Picture Communication Symbols for Story Box 

Picture symbols for If You Give a Mouse a Cookie
Picture symbols for If You Give a Mouse a Cookie

Tactile Communication Symbols

Tactile symbols for If You Give a Mouse a CookieTactile Symbols

  1. mouse
  2. eat/cookie
  3. straw
  4. milk 
  5. napkin
  6. clean
  7. blanket
  8. read/book
  9. crayons
  10. tape


  1. Who is the main character in the story?   (mouse)
  2. What did the mouse do with the cookie?    (ate it)
  3. What does he ask for to drink?     (milk)
  4. What does he use to drink his milk from the glass?   (straw)
  5. What does the mouse ask for after he drank the milk?  (napkin)
  6. What does he do after he gets the broom and mop?  (clean)
  7. What does the mouse use to cover up with when he gets ready to take a nap?   (blanket)
  8. After he gets comfortable in bed, what does he ask you to do?  (read a book)
  9. What does he use to draw the picture with?  (crayons)
  10. What does he use to hang his picture on the refrigerator?   (tape)
  • ACTIVITY: The activity would involve asking the student these 10 questions after the story has been read aloud.  The student would use the symbols to answer the questions.  An alternate activity would be to ask the students to use all 10 symbols and make up a story of their own.
  • SYMBOLS:  These symbols were chosen because they represent the majority of the components of the story.
  • IMPLEMENTATION:  The teacher will read the story to the student.  Next, the teacher will ask the 10 questions, one at a time, and let the student choose a symbol for the answer.  It will depend on the level of the student as to whether the teacher will have all 10 symbols for the student to choose from or a select few.  If the correct symbol is chosen, it will be placed in the storage envelope. If it is not correct, it will be placed aside until the correct answer is chosen.  Once the correct answer is chosen, the symbols that were incorrectly chosen will be available to be chosen from. Then the next question will be asked and the procedure repeated.
  • BACKGROUND KNOWLEDGE: The only background knowledge a student may need for these symbols, may be for the mouse.  Most school age children are familiar with Mickey Mouse, but not necessarily a real mouse.  The mouse in this story is not Mickey Mouse but a pet mouse.  Since pet mice are not common, this may need to be explained. 

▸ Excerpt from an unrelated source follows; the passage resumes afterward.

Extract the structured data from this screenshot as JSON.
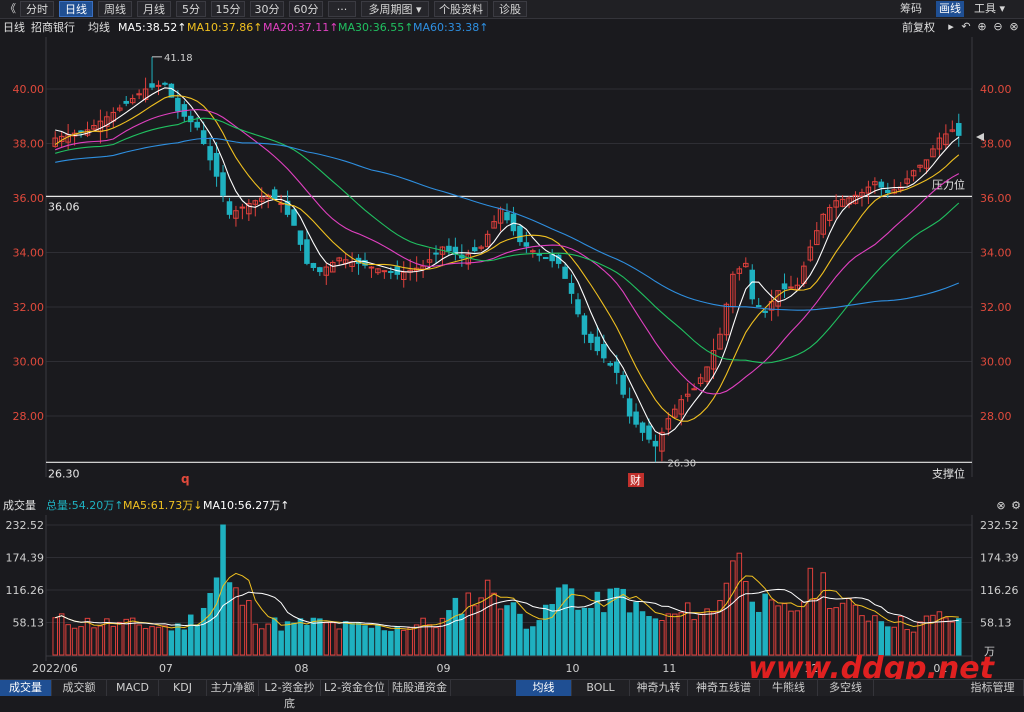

Talking Book Project

Some students may prefer to use a talking PowerPoint book to read along with the book, while listening to the audio version.
This talking book is based on If You Give a Mouse a Cookie by Laura Numeroff.
If You Give a Mouse a Cookie talking book
Collage of tips to make picture books accessible to young children who are visually impaired
Tools for the TVI book on a table.

Tools for TVI: The Itinerant Teacher’s Handbook

Student accessing the window art activity.

Accessible Window Art

United State flag

United States Flag Braille Art Design